We've seen a glut of polls this week, most of them showing Obama and Romney in more or less of a dead heat. Is Romney experiencing something of a post-competitive-primaries bounce? Or are we looking at a neck-and-neck race the rest of the way?
Way too early to tell anything. The numbers most worth watching are the economic indicators, which are also unpredictable. What’s clear about the primary process is that Romney’s Republican primary adversaries did him a lot of damage. This week the Washington Post-ABC News poll found him with a 32 percent favorability rating — the lowest for any major-party nominee as far back as that poll has that data (1984). In the new Times-CBS News survey, Romney’s favorability number was even lower — 29 percent — even though it finds the horse race a dead heat.
Ann Romney has now said the iconic family dog Seamus “loved” being on the roof. That settle the issue for you?
Ann Romney should really retire the word “loved” from her vocabulary. She also helped end the Hilary Rosen flap by being overheard telling well-heeled Palm Beach donors that she “loved” Rosen’s insult so much (for its political uses) that she regarded it as an “early birthday present.” But to answer the question: Only Gail Collins can settle the dog-on-the-roof issue.
At Coachella last weekend, Snoop Dogg rapped onstage with a hologram of Tupac Shakur. Snoop and Dre announced a Tupac tour was in the works. Barack Obama and Mitt Romney could stump around the country with a hologram, who should each pick, and why?

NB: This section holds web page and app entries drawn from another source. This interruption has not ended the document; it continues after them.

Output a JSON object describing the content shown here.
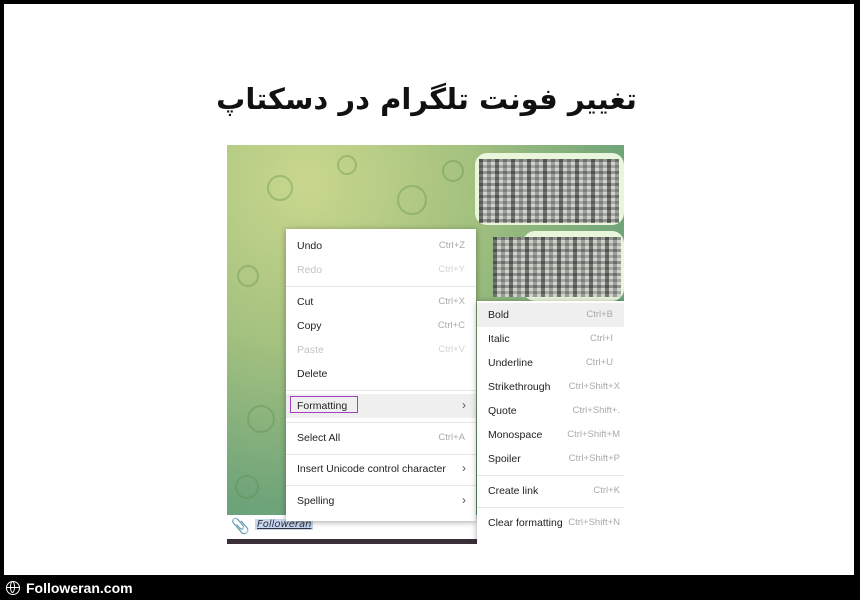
{
  "title": "تغییر فونت تلگرام در دسکتاپ",
  "input": {
    "text": "Followeran"
  },
  "context_menu": {
    "items": [
      {
        "label": "Undo",
        "shortcut": "Ctrl+Z"
      },
      {
        "label": "Redo",
        "shortcut": "Ctrl+Y"
      },
      {
        "label": "Cut",
        "shortcut": "Ctrl+X"
      },
      {
        "label": "Copy",
        "shortcut": "Ctrl+C"
      },
      {
        "label": "Paste",
        "shortcut": "Ctrl+V"
      },
      {
        "label": "Delete",
        "shortcut": ""
      },
      {
        "label": "Formatting",
        "shortcut": ""
      },
      {
        "label": "Select All",
        "shortcut": "Ctrl+A"
      },
      {
        "label": "Insert Unicode control character",
        "shortcut": ""
      },
      {
        "label": "Spelling",
        "shortcut": ""
      }
    ]
  },
  "formatting_menu": {
    "items": [
      {
        "label": "Bold",
        "shortcut": "Ctrl+B"
      },
      {
        "label": "Italic",
        "shortcut": "Ctrl+I"
      },
      {
        "label": "Underline",
        "shortcut": "Ctrl+U"
      },
      {
        "label": "Strikethrough",
        "shortcut": "Ctrl+Shift+X"
      },
      {
        "label": "Quote",
        "shortcut": "Ctrl+Shift+."
      },
      {
        "label": "Monospace",
        "shortcut": "Ctrl+Shift+M"
      },
      {
        "label": "Spoiler",
        "shortcut": "Ctrl+Shift+P"
      },
      {
        "label": "Create link",
        "shortcut": "Ctrl+K"
      },
      {
        "label": "Clear formatting",
        "shortcut": "Ctrl+Shift+N"
      }
    ]
  },
  "footer": {
    "brand": "Followeran.com"
  },
  "colors": {
    "highlight_border": "#a640c0",
    "chat_bg": "#7aa86e",
    "bubble": "#eaf6dc"
  },
  "icons": {
    "attach": "paperclip-icon",
    "submenu": "chevron-right-icon",
    "brand": "globe-icon"
  }
}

They don’t need to resort to holograms. Obama can stump with Al Green, and Romney with Pat Boone.